–Blow Up—Beppe Colli
A solo bass guitar album? (From the first “jazzman” came,) it could turn to the demonstrativeprowess or shameless plagiarism of Pastorius. Jack Vees has another pedigree: some of youprobably know him as the bassist of truculent Forever Einstein, others as composer and Bang on a Can. As if that was not enough to make him be very busy, Vees is also co-director of the Centre for the Study of Music Technology at Yale ,and published in 1981 the very first book on bass harmonics.
Harmonics, Jack Vees cultivates bold on this Restaurant Behind the Pier, his new solo album afterSurf Music Again, which appeared four years ago. Overall, it was designed on “everything you never dared to do with the bass”. Vees operates with equal determination the area of the rock andambient music through personal compositions and times enjoying astounding developments he did to the playing techniques of his instrument.
Manic Depression by Jimi Hendrix, I Want You (She’s So Heavy) Beatles and As You Said, JackBruce are so masterfully reinvented by way of overdubbing, while the extreme distortion rages onJohn Henry and the amplification (using a piano frame!) carves a vertiginous space MonsiurePiñata.
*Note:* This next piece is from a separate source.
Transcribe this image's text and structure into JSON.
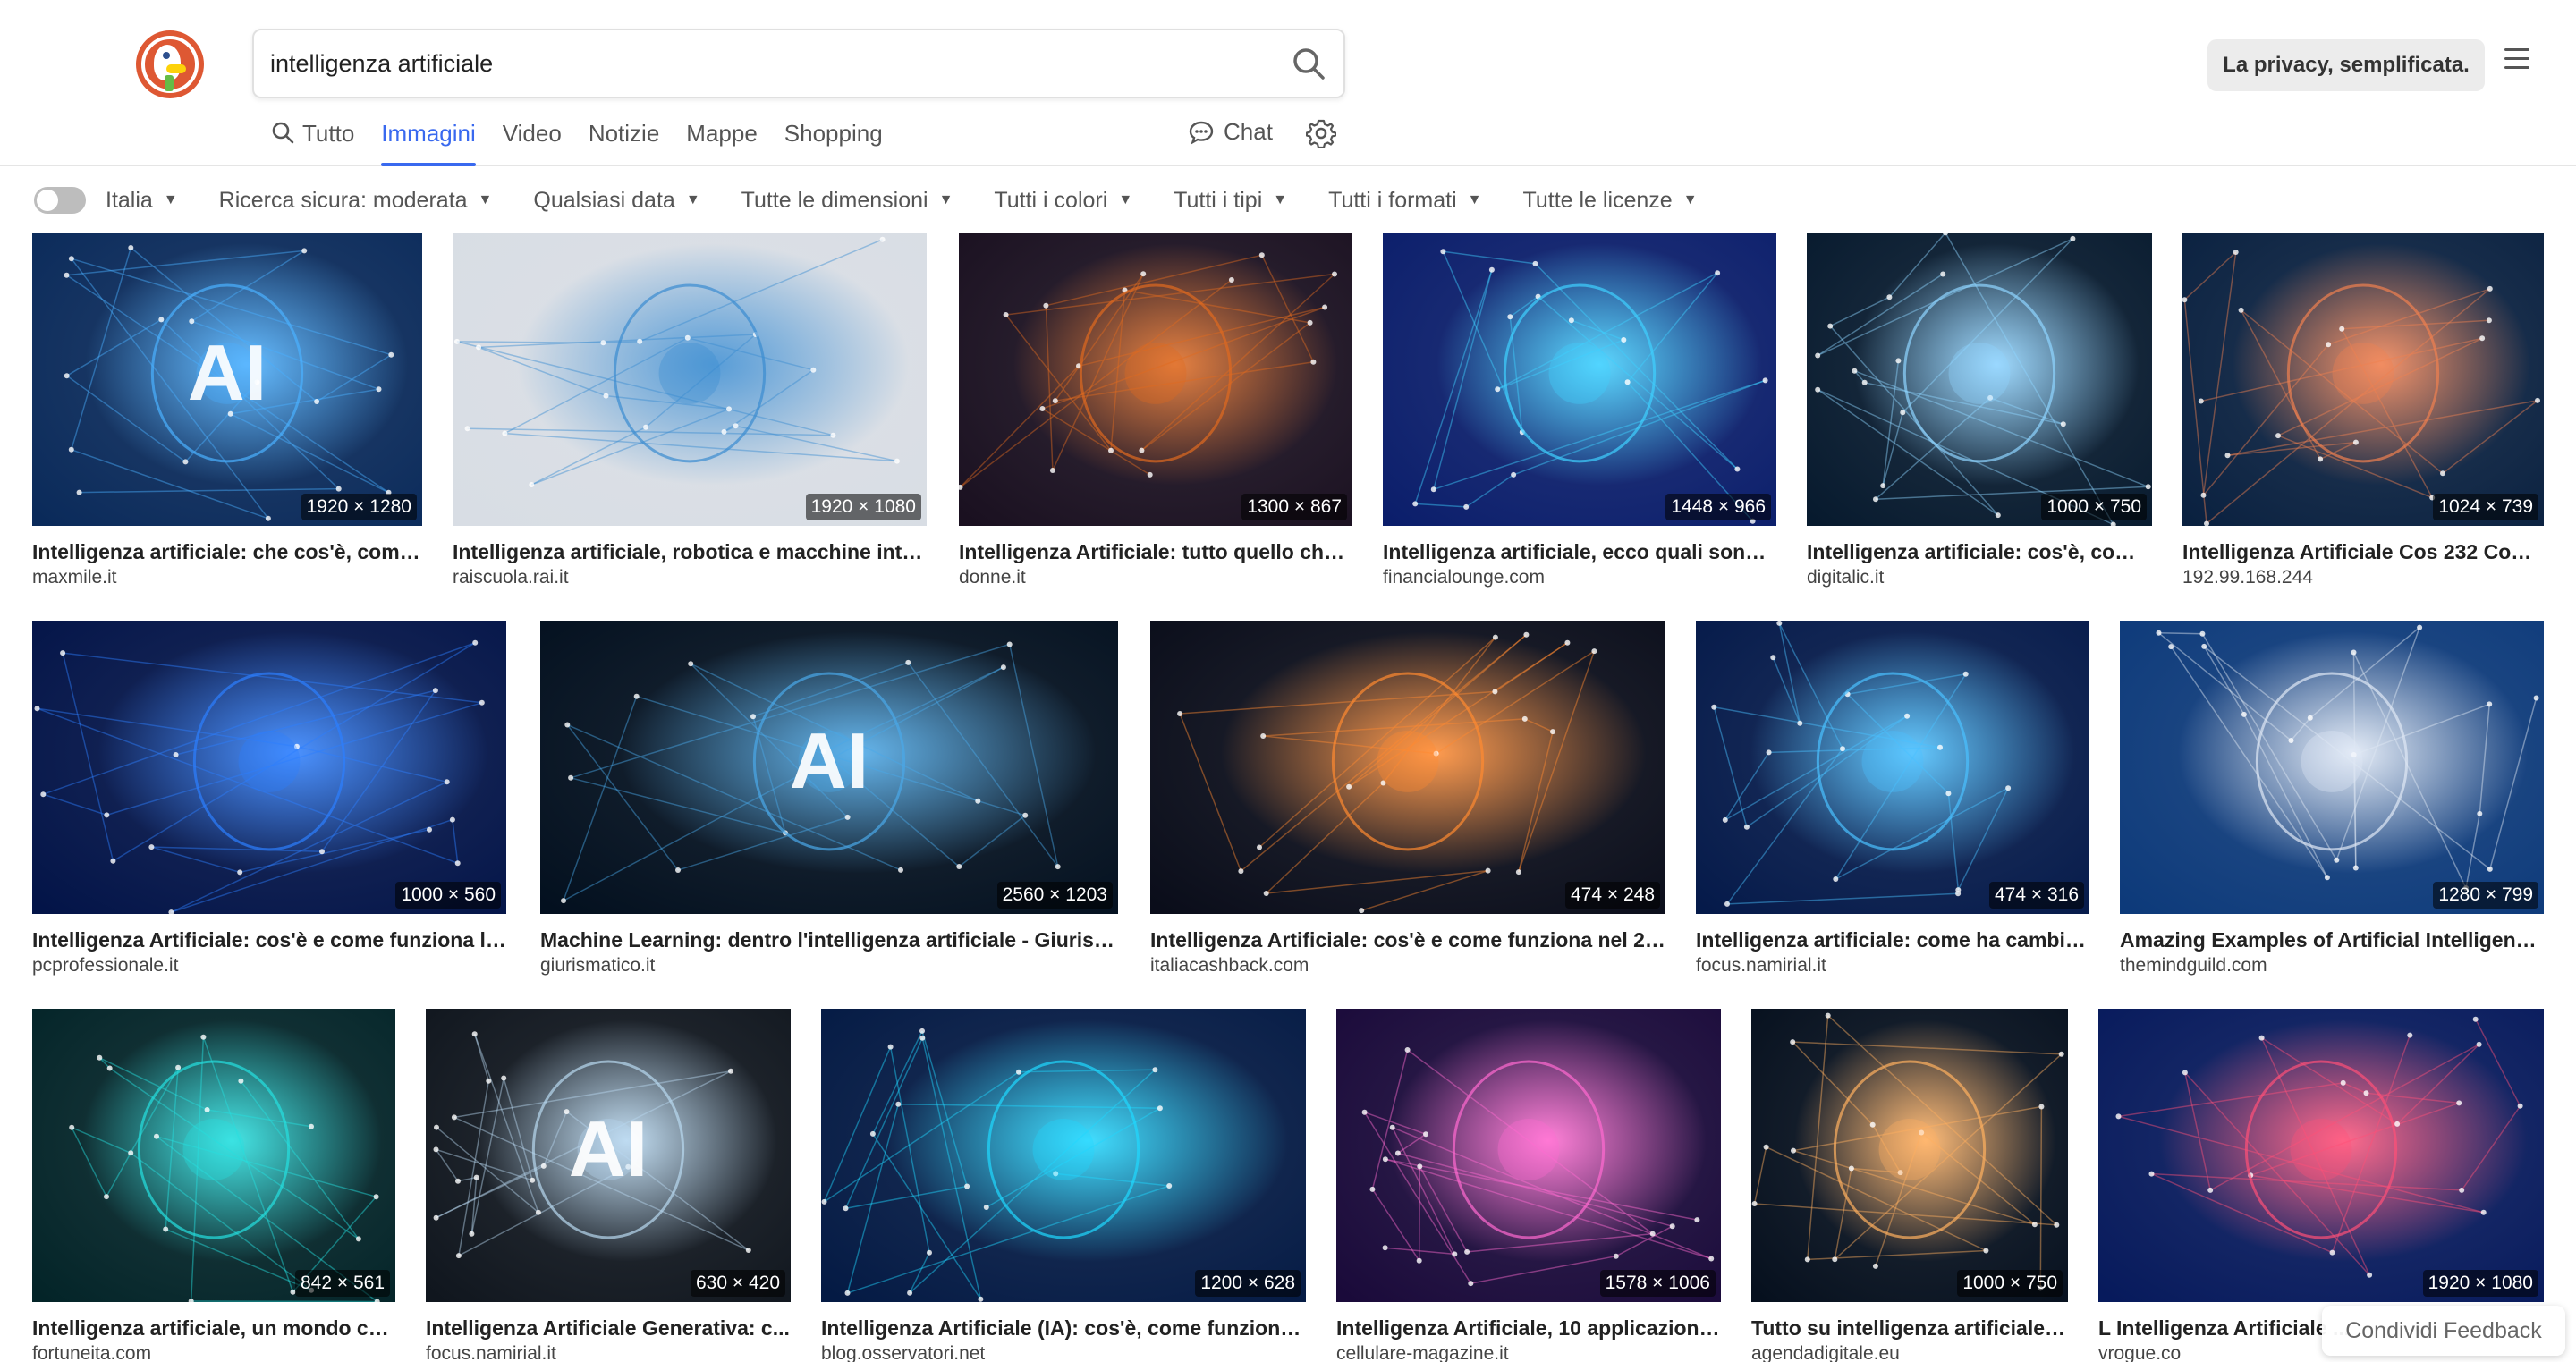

Jack Vees causes intriguing arabesques proceeding hammering the frets (the title track) oruses a glass ashtray and a mallet to extract the 4-string sound volumes unpredictable. The piece de resistance, Surf Music II rules, with its 22 minutes of disturbing and surreal intertwining of floatingharmonic lines and proves to be a more profound lesson that a lot of productions “new age” stuck in their molten sugar levitation. Letting himself be carried away by his flow, we easily forget that this piece was not designed on keyboards!
In contact with The Restaurant Behind the Pier, some will wonder if they are still listening to music, others will see the manifest for postage beyond the sound and technical boundaries they have been waiting for. And we do not need to be a bassist to marvel.
Tattooed Barbie, 12 string guitar, oboe and computer
Stigmata non Grata, handbell ensemble
Piano Trio, Three players on two pianos
Rocket Baby Electric, cello and midi cellos
Piano Trio (Hulk Smash!), three players on two pianos
SPNFL, electric bass and tape
Surf Music Again, bass guitar
Prom Face Devotion, bass guitar, Hammond organ, hand drums